ALGONQUIN – Olympic silver medalist Evan Jager did not only talk about his success at the 2016 Rio Olympics while speaking to Jacobs High School students Friday – he also spoke about personal setbacks.
“I know that high school is a hard time for a lot of people, and having close friends was the best thing for me,” Jager said. “Having your little clique is extremely helpful in getting through tough days and knowing that having a bad day in high school is not the end of the world.”
Jager, 28, donated his Olympic uniform Friday during an all-school assembly and also received a Distinguished Alumni Award. The uniform included his jersey, bib and track shoes, along with high school and college jerseys.
“Evan loves this school so much, he is donating some of his most treasured items,” said Kevin Christian, head coach of the boys and girls cross country teams, adding that Evan was a great teammate during his time at Jacobs and had great school spirit.
Jager said winning a medal was a great accomplishment, but being able to share it with Jacobs students makes it even more special.
The Algonquin native graduated from Jacobs in 2007 and visited for the first time since winning a silver medal in the men’s 3,000-meter steeplechase at the 2016 Rio Olympic Games.
He reminded students that his success did not come overnight and that he saw setbacks during his career.
“I want to show kids that really unimaginable things are possible if you really love what you’re doing and work really hard at it,” Jager said. “My biggest goal in high school was to someday make it to the Olympics, and I don’t know if I thought of even medaling at the Olympics until later.”
Students watched both his 2016 Olympic win, but also another race in 2015 in Paris, where he tripped and fell just before reaching the finish line. While he still made his personal best time of eight minutes and 0.45 seconds, he said he had to see the silver living in a bad situation.

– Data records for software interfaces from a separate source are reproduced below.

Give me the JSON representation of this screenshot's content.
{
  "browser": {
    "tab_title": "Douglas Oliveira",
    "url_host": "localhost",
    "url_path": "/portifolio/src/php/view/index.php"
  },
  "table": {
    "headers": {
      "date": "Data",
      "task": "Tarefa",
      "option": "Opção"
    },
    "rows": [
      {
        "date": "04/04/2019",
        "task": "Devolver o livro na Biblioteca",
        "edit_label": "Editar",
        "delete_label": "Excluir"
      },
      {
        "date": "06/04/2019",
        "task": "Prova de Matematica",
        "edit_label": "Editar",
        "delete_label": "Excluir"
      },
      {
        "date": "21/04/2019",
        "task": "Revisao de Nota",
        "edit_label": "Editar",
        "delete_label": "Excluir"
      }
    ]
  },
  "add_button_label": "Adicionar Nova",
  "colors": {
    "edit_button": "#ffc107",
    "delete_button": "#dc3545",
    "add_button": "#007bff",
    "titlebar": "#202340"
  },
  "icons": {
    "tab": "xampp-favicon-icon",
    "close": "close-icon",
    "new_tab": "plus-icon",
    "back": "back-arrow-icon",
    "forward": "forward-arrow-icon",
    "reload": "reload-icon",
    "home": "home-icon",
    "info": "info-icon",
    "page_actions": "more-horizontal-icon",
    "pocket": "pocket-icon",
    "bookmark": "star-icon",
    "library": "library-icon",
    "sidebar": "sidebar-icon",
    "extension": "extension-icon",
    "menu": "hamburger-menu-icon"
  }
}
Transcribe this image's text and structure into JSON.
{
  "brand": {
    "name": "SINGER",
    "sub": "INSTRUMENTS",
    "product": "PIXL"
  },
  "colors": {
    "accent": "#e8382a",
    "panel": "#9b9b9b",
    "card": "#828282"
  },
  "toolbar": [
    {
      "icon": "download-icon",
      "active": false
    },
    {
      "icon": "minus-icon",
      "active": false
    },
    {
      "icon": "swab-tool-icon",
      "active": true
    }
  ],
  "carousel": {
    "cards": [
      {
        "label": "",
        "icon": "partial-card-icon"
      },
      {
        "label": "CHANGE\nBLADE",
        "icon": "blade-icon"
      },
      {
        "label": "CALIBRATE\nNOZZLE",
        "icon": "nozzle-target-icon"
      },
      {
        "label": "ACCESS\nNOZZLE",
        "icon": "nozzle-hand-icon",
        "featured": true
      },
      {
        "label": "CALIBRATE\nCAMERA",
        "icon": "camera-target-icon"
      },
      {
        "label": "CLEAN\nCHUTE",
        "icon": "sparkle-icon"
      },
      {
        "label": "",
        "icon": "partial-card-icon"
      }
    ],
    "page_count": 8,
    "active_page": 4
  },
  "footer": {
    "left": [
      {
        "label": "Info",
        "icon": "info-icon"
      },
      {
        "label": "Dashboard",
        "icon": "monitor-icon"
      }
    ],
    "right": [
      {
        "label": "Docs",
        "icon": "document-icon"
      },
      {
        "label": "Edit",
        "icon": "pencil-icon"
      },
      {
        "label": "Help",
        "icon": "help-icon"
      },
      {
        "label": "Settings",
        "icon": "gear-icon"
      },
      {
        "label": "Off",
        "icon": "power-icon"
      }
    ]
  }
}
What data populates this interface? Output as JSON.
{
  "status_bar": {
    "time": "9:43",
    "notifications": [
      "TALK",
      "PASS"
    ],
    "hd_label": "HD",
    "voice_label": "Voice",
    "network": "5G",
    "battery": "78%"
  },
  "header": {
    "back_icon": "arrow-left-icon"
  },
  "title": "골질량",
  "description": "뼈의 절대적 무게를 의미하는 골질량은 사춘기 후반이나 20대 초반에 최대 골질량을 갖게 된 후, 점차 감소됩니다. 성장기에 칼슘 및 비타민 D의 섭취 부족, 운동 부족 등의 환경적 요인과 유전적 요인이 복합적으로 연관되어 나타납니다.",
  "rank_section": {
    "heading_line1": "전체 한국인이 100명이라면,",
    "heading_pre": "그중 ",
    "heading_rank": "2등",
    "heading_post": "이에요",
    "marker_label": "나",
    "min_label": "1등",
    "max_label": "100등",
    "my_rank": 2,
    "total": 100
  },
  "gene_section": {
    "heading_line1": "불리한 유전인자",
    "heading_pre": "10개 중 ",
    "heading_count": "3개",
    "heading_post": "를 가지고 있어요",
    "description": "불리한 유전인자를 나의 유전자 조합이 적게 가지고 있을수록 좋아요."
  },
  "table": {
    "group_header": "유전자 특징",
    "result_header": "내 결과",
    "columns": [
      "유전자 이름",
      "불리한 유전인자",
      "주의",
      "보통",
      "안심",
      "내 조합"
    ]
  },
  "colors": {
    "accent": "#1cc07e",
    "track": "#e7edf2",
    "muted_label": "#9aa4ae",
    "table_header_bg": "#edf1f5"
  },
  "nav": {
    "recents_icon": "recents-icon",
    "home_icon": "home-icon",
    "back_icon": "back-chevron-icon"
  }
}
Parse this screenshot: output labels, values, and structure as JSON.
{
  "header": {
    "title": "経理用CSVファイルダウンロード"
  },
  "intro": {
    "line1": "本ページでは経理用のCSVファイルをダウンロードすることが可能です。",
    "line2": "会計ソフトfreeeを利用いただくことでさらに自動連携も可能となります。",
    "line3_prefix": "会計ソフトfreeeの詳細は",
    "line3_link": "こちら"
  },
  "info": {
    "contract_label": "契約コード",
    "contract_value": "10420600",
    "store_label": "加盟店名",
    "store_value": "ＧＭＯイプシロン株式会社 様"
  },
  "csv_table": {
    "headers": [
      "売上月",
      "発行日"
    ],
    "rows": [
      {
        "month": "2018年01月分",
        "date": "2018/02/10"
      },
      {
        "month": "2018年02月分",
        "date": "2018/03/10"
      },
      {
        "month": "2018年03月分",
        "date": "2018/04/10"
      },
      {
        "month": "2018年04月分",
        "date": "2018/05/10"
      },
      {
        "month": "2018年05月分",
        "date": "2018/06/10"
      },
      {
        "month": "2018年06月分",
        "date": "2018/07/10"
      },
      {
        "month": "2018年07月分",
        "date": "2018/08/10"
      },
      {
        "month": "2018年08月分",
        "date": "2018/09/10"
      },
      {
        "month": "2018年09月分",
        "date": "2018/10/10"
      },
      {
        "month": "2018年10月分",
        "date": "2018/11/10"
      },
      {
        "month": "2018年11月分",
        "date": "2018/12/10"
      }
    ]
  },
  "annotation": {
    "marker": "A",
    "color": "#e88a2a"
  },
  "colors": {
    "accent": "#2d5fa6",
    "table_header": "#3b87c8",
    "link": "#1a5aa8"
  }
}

“That was the most embarrassing moment of my life,” Jager said.
Jager holds the U.S. record for the 3,000-meter steeplechase.
In 2010, he fractured two foot bones during a race, forcing him to take six months off running.
“It was probably the darkest, worst time of my life,” Jager said. “I love running, competing and training, and not being able to do what I love every day was extremely hard for me. That was a huge learning moment for me, realizing sometimes you will have some really hard challenges in life – not just in sports – but you have to use your friends and family to help you out through those times.”
Jager’s jerseys, Hall of Fame picture and a plaque will be displayed at the high school’s athletic entrance.
Next up, Jager is training for the 2020 Olympics, which he said still is a ways away, and he has lots of small goals to accomplish beforehand.
His biggest goal is to become the world’s first non-African runner to break the 8-minute mark in the 3,000-meter steeplechase, something he came close to in Paris.
At Jacobs, Jager won four state titles and represented the U.S. at the 2009 IAAF World Championships in Berlin. He went on to attend the University of Wisconsin, but left his sophomore year to go pro for Nike. He lives in Portland, Oregon.
Jager also will be at the Algonquin Area Public Library’s first Library Loop 5K on Sunday. A band made up of students from Jacobs High School also will be there to perform “Run, Jager, Run,” a song written by STAR 105.5’s Stew Cohen.